The Authority says the delay is, “To support the smooth implementation of Legal Entity Identifiers (LEI) requirements under the Markets in Financial Instruments Regulation (MiFIR).”
MiFIR obliges EU investment firms to identify their clients that are legal persons with LEIs for the purpose of MiFID II transaction reporting.
Online trading provider CMC Markets has responded to the recent announcement by the European Securities and Markets Authority (ESMA) that retail clients will no longer be able to use their current leverage levels, by creating a new CMC Pro account for eligible clients.
The ESMA changes establish margin limits for clients, rather than the broker-dealers and CMC says the new account will allow clients to continue to trade with their current leverage levels.To be eligible, clients will have to demonstrate that they are capable of making their own investment decisions.
The European Securities and Markets Authority (ESMA) has agreed to renew the restriction on the marketing, distribution or sale of contracts for differences (CFDs) to retail clients, which have been in effect since 1 August, from 1 November 2018 for a further three-month period.
ESMA says it has “carefully considered” the need to extend the intervention measure currently in effect and believes that a significant investor protection concern related to the offer of CFDs to retail clients continues to exist.
The Bank of England, European Securities and Markets Authority (ESMA), and the US Commodity Futures Trading Commission (CFTC) have all welcomed the decision by the European Commission (EC) to adopt a temporary equivalence regime for central counterparties (CCPs) and Central Securities Depositories (CSDs).
ESMA says it supports continued access to UK CCPs, in order to limit the risk of disruption in central clearing and to avoid any negative impact on the financial stability of the EU. It adds it aims to recognise UK CCPs in a timely manner, as long as four recognition conditions under Article 25 of EMIR are met.
The European Securities and Markets Authority (ESMA) has agreed to renew the restriction on the marketing, distribution or sale of contracts for differences (CFDs) to retail clients.
The rule, which has been in effect since 1 August 2018, was due to expire on 1 February 2019 but has now been renewed for a further three-month period.
ESMA says it has “carefully considered” the need to extend the intervention measure currently in effect, adding, “ESMA considers that a significant investor protection concern related to the offer of CFDs to retail clients continues to exist.”
The Bank of England and European Securities and Markets Authority (ESMA) have announced that they have agreed Memoranda of Understanding (MoUs) regarding cooperation and information-sharing arrangements with respect to central counterparties (CCPs) and central securities depositories (CSDs).
The MoUs follow the adoption by the European Commission in December 2018 of temporary equivalence decisions on the future UK legal and supervisory framework for UK CCPs and CSDs.
The Commission’s implementing acts would come into effect in the result of a no-deal Brexit.

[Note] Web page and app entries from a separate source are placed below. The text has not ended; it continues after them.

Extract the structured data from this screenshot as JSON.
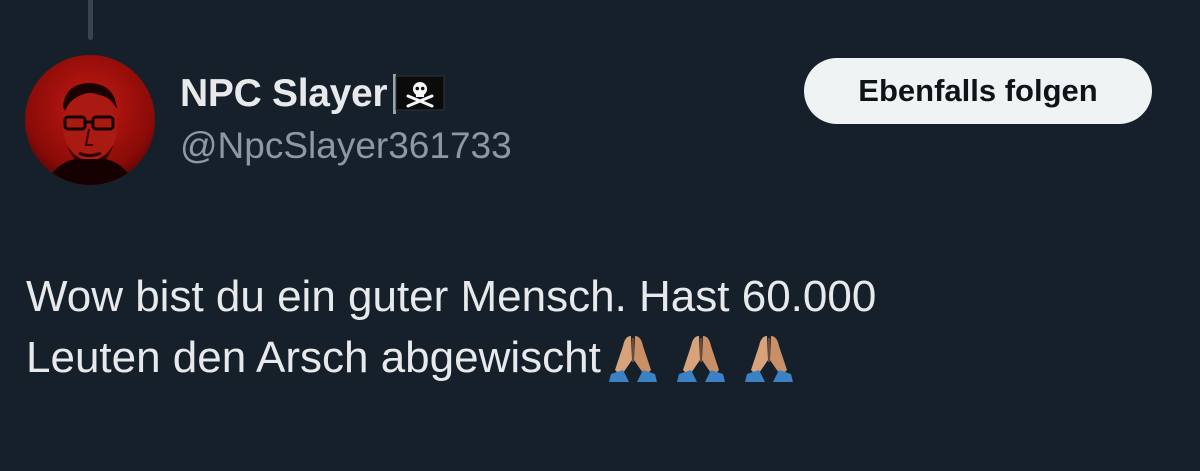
{
  "tweet": {
    "author": {
      "display_name": "NPC Slayer",
      "name_badge_icon": "pirate-flag-icon",
      "handle": "@NpcSlayer361733"
    },
    "follow_button_label": "Ebenfalls folgen",
    "text_line_1": "Wow bist du ein guter Mensch. Hast 60.000",
    "text_line_2": "Leuten den Arsch abgewischt",
    "trailing_emojis": [
      "folded-hands-icon",
      "folded-hands-icon",
      "folded-hands-icon"
    ]
  },
  "colors": {
    "background": "#15202b",
    "primary_text": "#e7e9ea",
    "secondary_text": "#8b98a5",
    "button_bg": "#eff3f4",
    "button_text": "#0f1419"
  }
}
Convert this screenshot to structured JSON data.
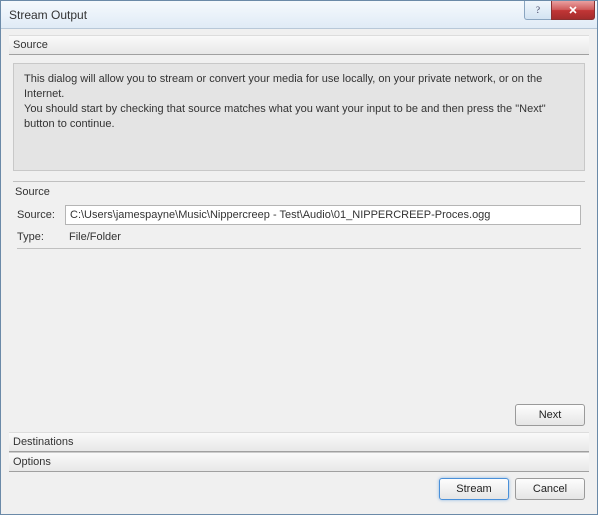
{
  "window": {
    "title": "Stream Output"
  },
  "titlebar_buttons": {
    "help_tooltip": "Help",
    "close_tooltip": "Close"
  },
  "sections": {
    "source_header": "Source",
    "destinations_header": "Destinations",
    "options_header": "Options"
  },
  "info": {
    "line1": "This dialog will allow you to stream or convert your media for use locally, on your private network, or on the Internet.",
    "line2": "You should start by checking that source matches what you want your input to be and then press the \"Next\" button to continue."
  },
  "source_group": {
    "group_label": "Source",
    "source_label": "Source:",
    "source_value": "C:\\Users\\jamespayne\\Music\\Nippercreep - Test\\Audio\\01_NIPPERCREEP-Proces.ogg",
    "type_label": "Type:",
    "type_value": "File/Folder"
  },
  "buttons": {
    "next": "Next",
    "stream": "Stream",
    "cancel": "Cancel"
  }
}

In that scenario, they would allow UK CCPs and CSDs to be recognised by ESMA from 30 March 2019, and therefore continue to provide services respectively to EU clearing members, trading venues and also provide notary and settlement services for securities issued under EU law.
The MoUs will also only take effect in the event of a no-deal Brexit.
Following a review of UK-based central counterparties (CCPs) and central securities depositories (CSDs), the European Securities and Markets Authority (ESMA) has announced that in the event of a no-deal Brexit, three CCPs established in the UK – LCH Limited, ICE Clear Europe Limited and LME Clear Limited – will be recognised to provide their services in the European Union.
ESMA says it has adopted these recognition decisions in order to limit the risk of disruption in central clearing and to avoid any negative impact on the financial stability of the EU.